This article is sponsored by Unsmoke Canada, an initiative of Rothmans, Benson and Hedges

Despite decades of government programs and regulations, today, nearly five million Canadian adults continue to smoke.

Even if you are not a smoker yourself, chances are someone you know, love or work with, is.

About 22 per cent of the world’s population still smokes, despite successive measures by governments around the world to reduce smoking rates.

In 2019, as one of Canada’s largest tobacco companies, we launched “Unsmoke” Canada, guided by the driving principle that the best choice is never to start smoking cigarettes or for those who do, to quit entirely.

You may be wondering, “What does that even mean?” For us, “Unsmoke” means to rid your life of smoke. Simply put:

If you don’t smoke, don’t start. If you smoke, quit. If you don’t quit, change.

We acknowledge that this is not a message people expect to hear from our company. But we must open our minds to have meaningful conversations about how scientific advancements have opened new doors.

Innovation can help current adult smokers by switching them from cigarettes to different, alternative technology that are becoming more and more available in Canada.

These alternatives are not risk-free.
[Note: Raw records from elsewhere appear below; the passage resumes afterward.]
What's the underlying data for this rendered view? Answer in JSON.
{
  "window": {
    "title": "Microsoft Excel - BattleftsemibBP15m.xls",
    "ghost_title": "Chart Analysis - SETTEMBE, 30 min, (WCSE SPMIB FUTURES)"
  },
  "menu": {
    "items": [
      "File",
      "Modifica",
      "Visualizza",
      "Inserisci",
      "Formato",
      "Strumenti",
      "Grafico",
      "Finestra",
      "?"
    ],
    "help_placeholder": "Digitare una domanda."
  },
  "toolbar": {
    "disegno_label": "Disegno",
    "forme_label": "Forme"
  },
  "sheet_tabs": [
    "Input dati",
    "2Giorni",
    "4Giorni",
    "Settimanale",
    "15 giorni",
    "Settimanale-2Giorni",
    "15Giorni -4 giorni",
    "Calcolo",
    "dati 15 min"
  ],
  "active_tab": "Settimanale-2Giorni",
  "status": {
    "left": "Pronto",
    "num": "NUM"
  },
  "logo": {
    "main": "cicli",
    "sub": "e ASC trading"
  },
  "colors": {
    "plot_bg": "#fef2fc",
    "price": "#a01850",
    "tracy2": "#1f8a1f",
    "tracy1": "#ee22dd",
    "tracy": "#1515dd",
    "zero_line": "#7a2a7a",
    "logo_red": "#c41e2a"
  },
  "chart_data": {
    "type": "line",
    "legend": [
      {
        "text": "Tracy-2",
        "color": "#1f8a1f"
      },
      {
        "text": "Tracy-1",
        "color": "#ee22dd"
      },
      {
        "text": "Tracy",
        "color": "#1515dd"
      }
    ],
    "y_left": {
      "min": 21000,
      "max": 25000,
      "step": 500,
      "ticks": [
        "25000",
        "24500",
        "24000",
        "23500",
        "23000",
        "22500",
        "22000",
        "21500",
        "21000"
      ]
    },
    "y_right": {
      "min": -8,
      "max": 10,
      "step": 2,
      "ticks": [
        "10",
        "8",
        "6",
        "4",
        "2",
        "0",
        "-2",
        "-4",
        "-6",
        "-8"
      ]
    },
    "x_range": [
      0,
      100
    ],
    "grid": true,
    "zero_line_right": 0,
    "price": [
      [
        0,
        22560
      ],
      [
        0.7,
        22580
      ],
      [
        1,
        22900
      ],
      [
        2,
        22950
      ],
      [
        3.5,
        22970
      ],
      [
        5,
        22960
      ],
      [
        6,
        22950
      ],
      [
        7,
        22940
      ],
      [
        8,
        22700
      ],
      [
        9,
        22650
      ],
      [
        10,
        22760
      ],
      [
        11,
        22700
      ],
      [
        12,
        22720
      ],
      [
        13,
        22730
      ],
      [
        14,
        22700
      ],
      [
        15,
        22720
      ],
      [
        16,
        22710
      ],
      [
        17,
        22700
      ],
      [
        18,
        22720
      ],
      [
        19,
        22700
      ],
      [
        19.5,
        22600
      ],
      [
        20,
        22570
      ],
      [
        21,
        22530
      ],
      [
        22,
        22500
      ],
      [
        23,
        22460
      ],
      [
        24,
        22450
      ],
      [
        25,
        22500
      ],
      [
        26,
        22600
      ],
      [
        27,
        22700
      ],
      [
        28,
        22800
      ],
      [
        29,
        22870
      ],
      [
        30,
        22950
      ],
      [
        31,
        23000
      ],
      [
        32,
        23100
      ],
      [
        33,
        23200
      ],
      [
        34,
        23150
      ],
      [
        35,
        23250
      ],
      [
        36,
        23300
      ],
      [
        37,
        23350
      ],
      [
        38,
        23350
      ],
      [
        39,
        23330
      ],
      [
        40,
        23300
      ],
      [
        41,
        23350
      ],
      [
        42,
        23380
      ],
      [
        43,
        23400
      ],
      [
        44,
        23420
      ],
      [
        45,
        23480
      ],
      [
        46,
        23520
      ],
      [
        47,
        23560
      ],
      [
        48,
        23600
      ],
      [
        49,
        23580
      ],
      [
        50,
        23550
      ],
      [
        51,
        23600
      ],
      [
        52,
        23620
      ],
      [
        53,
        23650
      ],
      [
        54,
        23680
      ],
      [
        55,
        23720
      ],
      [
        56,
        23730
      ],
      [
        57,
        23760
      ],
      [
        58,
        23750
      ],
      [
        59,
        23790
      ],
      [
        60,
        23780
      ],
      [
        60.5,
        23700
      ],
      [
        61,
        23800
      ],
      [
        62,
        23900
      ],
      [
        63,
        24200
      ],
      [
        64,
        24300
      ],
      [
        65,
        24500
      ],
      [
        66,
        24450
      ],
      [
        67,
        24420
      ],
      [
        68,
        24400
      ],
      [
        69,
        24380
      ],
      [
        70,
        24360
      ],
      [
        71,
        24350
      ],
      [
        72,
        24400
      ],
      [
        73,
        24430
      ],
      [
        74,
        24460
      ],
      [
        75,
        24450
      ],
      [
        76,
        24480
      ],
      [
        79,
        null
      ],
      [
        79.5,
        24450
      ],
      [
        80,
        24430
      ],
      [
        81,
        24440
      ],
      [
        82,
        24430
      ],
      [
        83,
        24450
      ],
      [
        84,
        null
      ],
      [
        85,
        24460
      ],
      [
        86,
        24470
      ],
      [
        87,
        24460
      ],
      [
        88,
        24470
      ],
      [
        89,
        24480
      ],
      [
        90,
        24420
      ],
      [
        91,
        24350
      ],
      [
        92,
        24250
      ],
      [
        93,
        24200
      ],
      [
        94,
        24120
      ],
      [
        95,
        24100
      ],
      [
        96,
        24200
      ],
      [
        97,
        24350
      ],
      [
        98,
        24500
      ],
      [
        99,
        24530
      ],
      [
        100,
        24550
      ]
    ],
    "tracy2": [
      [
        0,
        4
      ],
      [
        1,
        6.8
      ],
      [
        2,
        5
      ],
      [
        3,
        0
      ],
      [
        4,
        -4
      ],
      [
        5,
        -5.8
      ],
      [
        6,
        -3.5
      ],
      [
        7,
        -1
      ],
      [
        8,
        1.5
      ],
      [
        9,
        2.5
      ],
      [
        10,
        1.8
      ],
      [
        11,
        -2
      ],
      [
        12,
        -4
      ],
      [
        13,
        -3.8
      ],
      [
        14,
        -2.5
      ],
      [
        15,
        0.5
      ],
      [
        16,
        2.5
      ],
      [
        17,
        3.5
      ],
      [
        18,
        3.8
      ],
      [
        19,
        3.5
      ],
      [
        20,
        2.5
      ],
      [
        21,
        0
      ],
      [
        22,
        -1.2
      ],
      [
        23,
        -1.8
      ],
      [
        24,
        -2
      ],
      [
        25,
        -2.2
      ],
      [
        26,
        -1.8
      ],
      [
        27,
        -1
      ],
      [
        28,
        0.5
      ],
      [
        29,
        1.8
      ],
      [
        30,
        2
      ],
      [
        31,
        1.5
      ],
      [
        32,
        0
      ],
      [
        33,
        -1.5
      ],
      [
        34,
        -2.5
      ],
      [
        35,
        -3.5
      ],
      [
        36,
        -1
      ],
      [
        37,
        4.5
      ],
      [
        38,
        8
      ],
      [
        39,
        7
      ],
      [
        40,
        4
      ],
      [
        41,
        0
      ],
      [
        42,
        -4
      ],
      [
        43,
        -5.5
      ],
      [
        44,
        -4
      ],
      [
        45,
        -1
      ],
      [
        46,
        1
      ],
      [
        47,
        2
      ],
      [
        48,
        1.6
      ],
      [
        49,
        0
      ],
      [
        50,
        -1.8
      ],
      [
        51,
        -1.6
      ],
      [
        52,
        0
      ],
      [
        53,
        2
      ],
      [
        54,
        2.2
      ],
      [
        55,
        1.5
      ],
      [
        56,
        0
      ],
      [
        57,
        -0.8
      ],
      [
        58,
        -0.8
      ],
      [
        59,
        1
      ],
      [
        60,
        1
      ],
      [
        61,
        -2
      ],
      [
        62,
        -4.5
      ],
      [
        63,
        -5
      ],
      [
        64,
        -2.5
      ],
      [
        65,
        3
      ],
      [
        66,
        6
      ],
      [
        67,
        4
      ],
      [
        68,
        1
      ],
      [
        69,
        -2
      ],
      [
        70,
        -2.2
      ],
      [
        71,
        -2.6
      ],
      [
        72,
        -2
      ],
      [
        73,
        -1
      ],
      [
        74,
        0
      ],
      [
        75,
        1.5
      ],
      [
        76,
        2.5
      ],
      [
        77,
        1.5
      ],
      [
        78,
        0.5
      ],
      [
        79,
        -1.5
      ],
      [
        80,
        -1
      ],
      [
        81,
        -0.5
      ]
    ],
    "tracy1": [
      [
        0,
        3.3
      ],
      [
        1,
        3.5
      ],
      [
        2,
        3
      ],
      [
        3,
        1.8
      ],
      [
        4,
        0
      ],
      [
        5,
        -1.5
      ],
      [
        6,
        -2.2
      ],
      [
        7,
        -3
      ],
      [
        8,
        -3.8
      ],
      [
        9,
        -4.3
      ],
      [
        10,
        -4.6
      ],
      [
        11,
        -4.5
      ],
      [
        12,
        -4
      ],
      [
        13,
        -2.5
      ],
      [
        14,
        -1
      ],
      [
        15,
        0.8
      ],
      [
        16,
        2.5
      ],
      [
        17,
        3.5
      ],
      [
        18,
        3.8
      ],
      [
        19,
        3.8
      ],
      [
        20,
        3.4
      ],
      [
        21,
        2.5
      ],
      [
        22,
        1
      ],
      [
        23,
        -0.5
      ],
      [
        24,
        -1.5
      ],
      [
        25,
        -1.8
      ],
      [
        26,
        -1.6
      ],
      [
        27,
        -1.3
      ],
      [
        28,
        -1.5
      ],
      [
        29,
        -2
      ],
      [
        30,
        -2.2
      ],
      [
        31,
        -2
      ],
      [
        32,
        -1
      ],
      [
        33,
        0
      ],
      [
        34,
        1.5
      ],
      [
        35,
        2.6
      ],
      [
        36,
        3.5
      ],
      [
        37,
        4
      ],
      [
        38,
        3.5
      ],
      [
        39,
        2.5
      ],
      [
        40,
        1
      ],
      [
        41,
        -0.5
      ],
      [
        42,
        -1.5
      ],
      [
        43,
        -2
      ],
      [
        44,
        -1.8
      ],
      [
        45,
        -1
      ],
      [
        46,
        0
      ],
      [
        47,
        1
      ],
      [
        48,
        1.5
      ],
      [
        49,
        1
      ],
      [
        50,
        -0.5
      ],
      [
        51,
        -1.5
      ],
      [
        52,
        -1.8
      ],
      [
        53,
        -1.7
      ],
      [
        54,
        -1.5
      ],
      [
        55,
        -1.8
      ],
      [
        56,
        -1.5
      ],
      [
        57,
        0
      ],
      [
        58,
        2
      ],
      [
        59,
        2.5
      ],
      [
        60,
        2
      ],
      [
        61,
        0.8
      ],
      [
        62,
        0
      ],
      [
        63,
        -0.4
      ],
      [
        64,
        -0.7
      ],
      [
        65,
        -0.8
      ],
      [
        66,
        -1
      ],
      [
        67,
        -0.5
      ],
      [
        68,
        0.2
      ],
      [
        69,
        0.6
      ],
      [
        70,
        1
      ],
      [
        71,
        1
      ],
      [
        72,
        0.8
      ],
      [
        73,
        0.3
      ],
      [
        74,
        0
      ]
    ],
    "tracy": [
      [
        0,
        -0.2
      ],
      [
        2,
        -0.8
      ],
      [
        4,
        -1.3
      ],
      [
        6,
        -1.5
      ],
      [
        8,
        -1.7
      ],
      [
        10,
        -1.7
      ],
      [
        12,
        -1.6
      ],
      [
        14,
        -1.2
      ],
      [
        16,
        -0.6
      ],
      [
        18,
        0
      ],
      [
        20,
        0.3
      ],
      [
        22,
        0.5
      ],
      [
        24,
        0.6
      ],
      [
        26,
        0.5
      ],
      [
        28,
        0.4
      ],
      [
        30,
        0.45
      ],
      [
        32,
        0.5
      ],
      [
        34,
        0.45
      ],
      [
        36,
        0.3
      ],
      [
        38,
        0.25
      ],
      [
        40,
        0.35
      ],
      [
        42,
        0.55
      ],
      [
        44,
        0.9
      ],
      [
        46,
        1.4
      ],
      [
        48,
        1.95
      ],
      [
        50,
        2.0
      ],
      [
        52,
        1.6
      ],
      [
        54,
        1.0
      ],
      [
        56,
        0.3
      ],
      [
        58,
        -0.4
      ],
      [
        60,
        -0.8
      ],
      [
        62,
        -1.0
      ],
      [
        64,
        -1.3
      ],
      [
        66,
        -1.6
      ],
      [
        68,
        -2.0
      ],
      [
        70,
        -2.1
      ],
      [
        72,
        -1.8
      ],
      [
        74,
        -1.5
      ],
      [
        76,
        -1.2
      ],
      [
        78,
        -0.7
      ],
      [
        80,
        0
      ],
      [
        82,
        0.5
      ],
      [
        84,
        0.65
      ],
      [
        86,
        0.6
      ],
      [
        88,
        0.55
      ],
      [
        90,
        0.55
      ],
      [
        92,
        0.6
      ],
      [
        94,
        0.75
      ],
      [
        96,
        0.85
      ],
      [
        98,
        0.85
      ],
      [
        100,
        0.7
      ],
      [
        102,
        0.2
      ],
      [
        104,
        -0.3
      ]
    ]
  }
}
They contain nicotine which is addictive. But they do not involve burning, and therefore can produce lower levels of the harmful chemicals compared to those found in cigarette smoke.

Regulations should be risk-proportionate. The most harmful products involving combustion and smoke – such as cigarettes – should be subject to the most restrictive regulations, and the government should be thoughtful and keep harm reduction foremost in mind when choosing how to regulate smoke-free alternatives

What is the Role of Government?
Quite simply, governments should not regulate these smoke-free alternatives the same as cigarettes because scientific evidence shows they are not the same.

There is an opportunity in front of us right now. The second review of the federal government’s Tobacco and Vaping Products Act (TVPA) is currently underway. This provides an opportunity for a thorough review to ensure that regulations make sense.

And that includes guarding against youth taking up any form of nicotine. We are emphatic – our company believes that no nicotine or nicotine-containing product should ever be in the hands of minors. The same applies to adults who aren’t currently smoking or using other nicotine products.

We support new measures to prevent youth vaping, and enforcing stricter penalties for sales to minors as well as restrictions on advertising and promotion. We also support product quality and tampering standards.

But if we think about the adults in our lives who smoke, shouldn’t they be able to make informed choices?

That is why Canada needs to take a balanced approach – to help adult smokers by providing access to and accurate information about alternatives, while also guarding against youth access with smart regulations. Both can be achieved.

There’s no doubt Canada can be a global leader in reducing the harm caused by smoking, but it requires actionable steps, such as creating policy that differentiates between smoke-free products and cigarettes.

Canadians are not well informed about the alternatives to smoking that are available because our current laws don’t allow them to have access to information about these options or to distinguish the relative risks of one product to another.

Smoke-free products should be regulated based on their relative risk to cigarettes. This would go a long way to reducing the barriers to choice for adult smokers.

The federal government has started to acknowledge that not all nicotine products are the same as cigarettes, but further steps are needed. Now is the time to modernize Canadian laws so that adult smokers have access to better alternatives; by doing so, we can create lasting change.

That is how together, we can Unsmoke Canada.

Kory McDonald is Head of External Affairs at Rothmans, Benson & Hedges Inc.

DISCLAIMER: This story was provided by Rothmans, Benson & Hedges Inc. for commercial purposes.